.foo {
    -moz-border-radius: 5px;
    border-radius: 5px;

gradients CSS gradients require all browser prefixes

Right now, there is no standard CSS gradient implementation, which means using CSS gradients in a cross-browser way requires using many different vendor-prefixed versions. CSS Lint warns when a rule with a CSS gradient doesn't have gradients for all supporting browsers.

regex-selectors Avoid selectors that look like regular expressions

CSS3 adds complex attribute selectors such as ~= that are slow. When using attribute selectors, don't use the complex equality operators to avoid performance penalties.

box-model Beware of broken box models

Borders and padding add space outside of an element's content. Setting width or height along with borders and padding is usually a mistake because you won't get the visual result you're looking for. CSS Lint warns when a rule uses width or height in addition to padding and/or border.

importDon't use @import

The @import directive prevents some browsers from downloading resources in parallel (see: Don't use @import)

important Don't use !important

Using !important overides any cascaded rule and may lead to specificity war. CSS Lint checks if you've used !important, and if so, displays a warning. If there's at least 10 !important declaration in your code CSSLint displays an error.

compatible-vendor-prefixes Include all compatible vendor prefixes

Most CSS3 properties have vendor-prefixed equivalents for multiple vendors, including Firefox (-moz), Safari/Chrome (-webkit), Opera (-o), and Internet Explorer (-ms). Including all compatible vendor prefixes will give a consistent appearance for a wider range of users.

duplicate-properties Avoid duplicate properties

When you include the same property twice, it may be intentional (to provide a fallback) or unintentional (copy-paste error). If duplicate properties are found one after the other with different values, this is okay. For example:

.foo {
    background: #fff;
    background: rgba(255, 255, 255, 0.5);

However, if the properties either have the same value or are located at different spots in the rule, this results in a warning. For example:

.foo {
    background: #fff;
    color: #000;
    background: rgba(255, 255, 255, 0.5);


Many people have expressed an interest in contributing to the CSS Lint project. We were waiting to have a solid plugable architecture and API before taking contributions. The exciting news is that we are now ready! There are several ways you can contribute:

  1. If you are comfortable with CSS, submit rule ideas. You must provide the rule name, a human readable explanation, browsers affected, and a test case.
  2. If you are comfortable in JavaScript, fork the github project, code up a rule, and submit a pull request.
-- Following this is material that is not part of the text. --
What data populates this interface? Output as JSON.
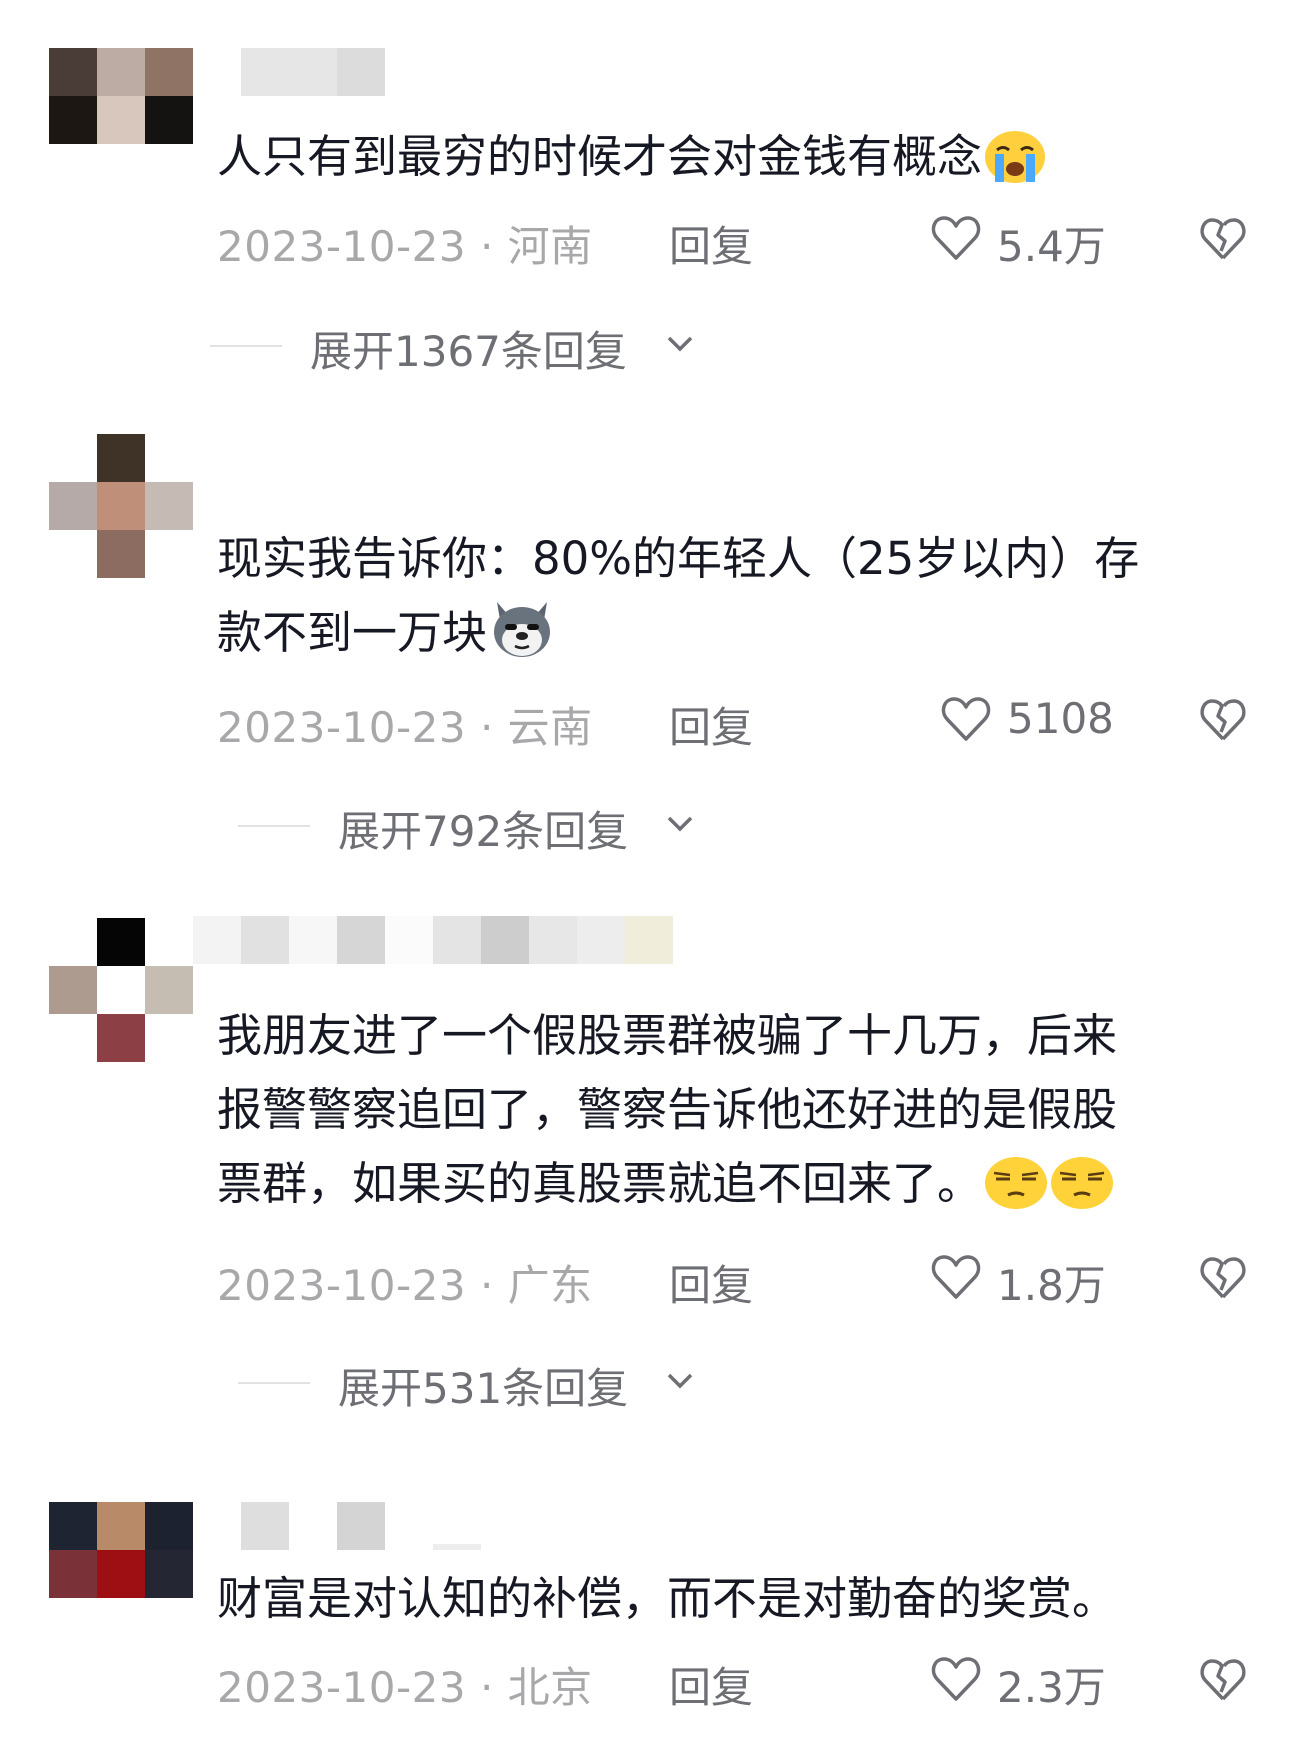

You'll need to provide all the same documentation requsted in item 1.
  3. If you are comfortable with Node or Rhino, test out the command line version, submit feature requests.
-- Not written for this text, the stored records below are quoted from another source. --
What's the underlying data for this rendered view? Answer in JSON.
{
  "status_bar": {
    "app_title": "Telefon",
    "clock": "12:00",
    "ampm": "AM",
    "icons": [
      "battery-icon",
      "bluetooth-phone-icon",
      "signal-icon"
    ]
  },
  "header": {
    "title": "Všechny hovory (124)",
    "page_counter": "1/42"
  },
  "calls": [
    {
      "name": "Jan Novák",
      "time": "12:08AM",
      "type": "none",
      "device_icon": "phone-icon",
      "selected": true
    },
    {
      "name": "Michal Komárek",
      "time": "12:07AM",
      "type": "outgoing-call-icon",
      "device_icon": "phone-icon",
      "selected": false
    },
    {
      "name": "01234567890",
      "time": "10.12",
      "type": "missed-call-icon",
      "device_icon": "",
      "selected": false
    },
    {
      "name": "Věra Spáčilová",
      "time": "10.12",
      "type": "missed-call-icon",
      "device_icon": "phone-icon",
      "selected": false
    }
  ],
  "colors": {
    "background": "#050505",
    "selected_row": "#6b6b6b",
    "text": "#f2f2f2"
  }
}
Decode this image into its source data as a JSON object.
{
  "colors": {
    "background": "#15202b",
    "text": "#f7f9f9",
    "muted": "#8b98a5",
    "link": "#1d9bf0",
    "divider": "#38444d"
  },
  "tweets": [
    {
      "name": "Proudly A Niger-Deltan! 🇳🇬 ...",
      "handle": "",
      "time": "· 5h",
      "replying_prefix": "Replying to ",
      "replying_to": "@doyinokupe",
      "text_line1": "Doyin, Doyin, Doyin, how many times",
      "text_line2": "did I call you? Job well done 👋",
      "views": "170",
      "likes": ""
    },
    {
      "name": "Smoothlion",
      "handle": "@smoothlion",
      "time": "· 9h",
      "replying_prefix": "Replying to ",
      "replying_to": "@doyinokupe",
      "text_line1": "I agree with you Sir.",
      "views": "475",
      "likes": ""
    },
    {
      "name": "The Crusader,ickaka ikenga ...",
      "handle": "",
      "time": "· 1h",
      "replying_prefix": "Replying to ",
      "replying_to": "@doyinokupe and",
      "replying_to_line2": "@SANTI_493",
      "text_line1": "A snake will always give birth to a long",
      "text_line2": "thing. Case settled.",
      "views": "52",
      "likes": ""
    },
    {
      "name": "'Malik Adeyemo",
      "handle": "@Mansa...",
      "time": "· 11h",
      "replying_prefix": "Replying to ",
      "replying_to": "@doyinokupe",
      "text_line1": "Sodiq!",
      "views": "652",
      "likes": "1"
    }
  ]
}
CSS Lint Command Line

There are two options for using CSS Lint on the command line. First, if you have Node.js and npm installed, you can install CSS Lint easily using the following:

sudo npm install -g csslint

If you prefer to use Rhino instead, grab csslint-rhino.js.

Both the Node.js and Rhino command line interfaces work the same way. Run them and pass in any number of CSS files or directories containing CSS files. For Node.js:

csslint test.css dir_of_css/ test2.css

For Rhino:

java -jar rhino.jar csslint-rhino.js test.css dir_of_css/ test2.css

You'll receive the same errors and warnings as you would with the web interface.

If you'd like to customize the rules that the command line uses, do set by setting the rules= option and passing a comma-separated list of rule IDs. For Node.js:

csslint --rules=ids,important,import test.css

For Rhino:

java -jar rhino.jar csslint-rhino.js --rules=ids,important,import test.css

You can change the results output format by using the --format option. The available options are:

Change the output format at any time via (also works with Rhino):

csslint --format=lint-xml test.css


Many people encouraged me to build this tool. Deepest thank you to Chris Klaiber, Gonzalo Cordero, Douglas Crockford and JSLint, Rebecca Murphy, the guys at GitHub, and everyone at JSConf.